Bachelor of Arts
Humanities and Cultural Studies
Department or Program Chair
Chase B. Clow, PhD
Patricia Dougherty, OP, PhD
This paper describes the creation of the igogray.com website which celebrates gray-haired women by featuring their oral histories and showcasing the aesthetic beauty of gray hair through fine art photography. The website is a platform to listen to what gray-haired women have to say on the subject of gray hair, and to encourage the audience to take a closer look at gray-haired women. When the author stopped dyeing her gray hair she experienced an ageist shift in society’s perceptions toward her, and she wondered if other graying women were having the same types of experiences, so this project investigates the idea that gray-haired women experience ageism based on their hair color. The interviewed women did not report experiencing direct ageism as a result of their gray hair, but they did report feeling varying degrees of social pressure and stress regarding their appearance as it relates to their hair. The women’s interviews led to further discussions about gray hair topics including the dominant beauty ideal, social pressure, ageism, beauty as a woman’s burden, gendered products and the cost of beauty, beauty routines and mental illness, gray hair acceptance and gray hair as a tool for future stages of aging. The author concludes that because gray hair is outside of the dominant ideal that gray-haired women can experience a shift in social power.
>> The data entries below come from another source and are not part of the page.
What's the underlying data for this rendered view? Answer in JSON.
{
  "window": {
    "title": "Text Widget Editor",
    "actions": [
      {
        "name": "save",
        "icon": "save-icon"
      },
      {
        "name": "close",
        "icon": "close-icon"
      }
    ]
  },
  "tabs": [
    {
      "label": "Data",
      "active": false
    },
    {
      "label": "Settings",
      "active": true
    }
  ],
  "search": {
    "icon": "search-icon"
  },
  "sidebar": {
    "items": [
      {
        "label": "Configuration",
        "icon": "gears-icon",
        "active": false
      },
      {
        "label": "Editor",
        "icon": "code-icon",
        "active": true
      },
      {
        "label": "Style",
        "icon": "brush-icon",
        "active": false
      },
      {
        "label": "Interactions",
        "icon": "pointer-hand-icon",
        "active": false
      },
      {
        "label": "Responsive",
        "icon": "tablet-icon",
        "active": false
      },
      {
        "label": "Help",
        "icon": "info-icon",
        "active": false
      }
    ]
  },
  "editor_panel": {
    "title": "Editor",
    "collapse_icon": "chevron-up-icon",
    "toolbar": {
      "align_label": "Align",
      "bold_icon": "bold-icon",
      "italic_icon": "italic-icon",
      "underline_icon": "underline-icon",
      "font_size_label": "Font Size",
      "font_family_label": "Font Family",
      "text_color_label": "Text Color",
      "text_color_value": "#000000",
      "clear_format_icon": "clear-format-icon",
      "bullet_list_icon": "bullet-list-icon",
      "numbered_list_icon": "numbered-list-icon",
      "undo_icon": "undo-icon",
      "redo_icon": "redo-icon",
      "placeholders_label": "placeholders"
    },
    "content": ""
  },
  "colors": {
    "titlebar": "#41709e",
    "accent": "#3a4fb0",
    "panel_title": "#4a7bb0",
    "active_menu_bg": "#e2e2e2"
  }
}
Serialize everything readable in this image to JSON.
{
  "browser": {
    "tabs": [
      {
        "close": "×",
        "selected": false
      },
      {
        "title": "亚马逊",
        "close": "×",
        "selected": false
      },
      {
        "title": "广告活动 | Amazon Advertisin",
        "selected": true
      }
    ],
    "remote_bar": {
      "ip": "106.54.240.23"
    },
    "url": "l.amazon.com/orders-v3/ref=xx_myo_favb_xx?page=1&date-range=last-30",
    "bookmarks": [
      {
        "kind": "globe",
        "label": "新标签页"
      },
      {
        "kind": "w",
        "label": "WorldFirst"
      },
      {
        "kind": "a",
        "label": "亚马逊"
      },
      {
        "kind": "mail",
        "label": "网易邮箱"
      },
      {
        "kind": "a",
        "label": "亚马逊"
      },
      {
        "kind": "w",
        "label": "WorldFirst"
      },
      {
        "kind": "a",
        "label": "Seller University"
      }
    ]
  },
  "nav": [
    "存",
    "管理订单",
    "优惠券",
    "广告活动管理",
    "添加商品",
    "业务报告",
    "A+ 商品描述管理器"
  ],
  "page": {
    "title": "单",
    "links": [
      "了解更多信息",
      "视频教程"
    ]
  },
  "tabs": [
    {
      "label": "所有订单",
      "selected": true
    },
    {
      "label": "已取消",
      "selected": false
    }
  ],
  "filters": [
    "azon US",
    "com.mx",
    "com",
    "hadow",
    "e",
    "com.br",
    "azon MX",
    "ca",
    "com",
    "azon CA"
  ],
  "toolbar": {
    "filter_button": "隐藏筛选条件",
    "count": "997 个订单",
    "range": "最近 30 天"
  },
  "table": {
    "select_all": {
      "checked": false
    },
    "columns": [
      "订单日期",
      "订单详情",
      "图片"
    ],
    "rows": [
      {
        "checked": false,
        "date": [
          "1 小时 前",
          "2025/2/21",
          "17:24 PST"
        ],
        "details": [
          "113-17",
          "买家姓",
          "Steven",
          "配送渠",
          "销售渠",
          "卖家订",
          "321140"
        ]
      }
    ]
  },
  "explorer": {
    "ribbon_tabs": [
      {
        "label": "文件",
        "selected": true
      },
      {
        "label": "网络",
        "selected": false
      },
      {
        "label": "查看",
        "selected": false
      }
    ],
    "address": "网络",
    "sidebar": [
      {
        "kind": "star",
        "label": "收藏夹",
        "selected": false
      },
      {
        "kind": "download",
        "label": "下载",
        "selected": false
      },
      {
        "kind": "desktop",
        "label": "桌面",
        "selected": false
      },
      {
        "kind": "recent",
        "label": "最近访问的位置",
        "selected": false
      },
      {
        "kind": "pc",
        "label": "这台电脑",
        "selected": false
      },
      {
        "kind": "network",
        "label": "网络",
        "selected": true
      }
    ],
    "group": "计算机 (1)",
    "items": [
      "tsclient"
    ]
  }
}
The author states that all people in society should examine their roles in the power dynamic and if in a dominant position, make room for other voices.
Deering, Tabitha, "i go gray.com: A Photographic Celebration and Oral History of Gray-Haired Women" (2019). Senior Theses. 98.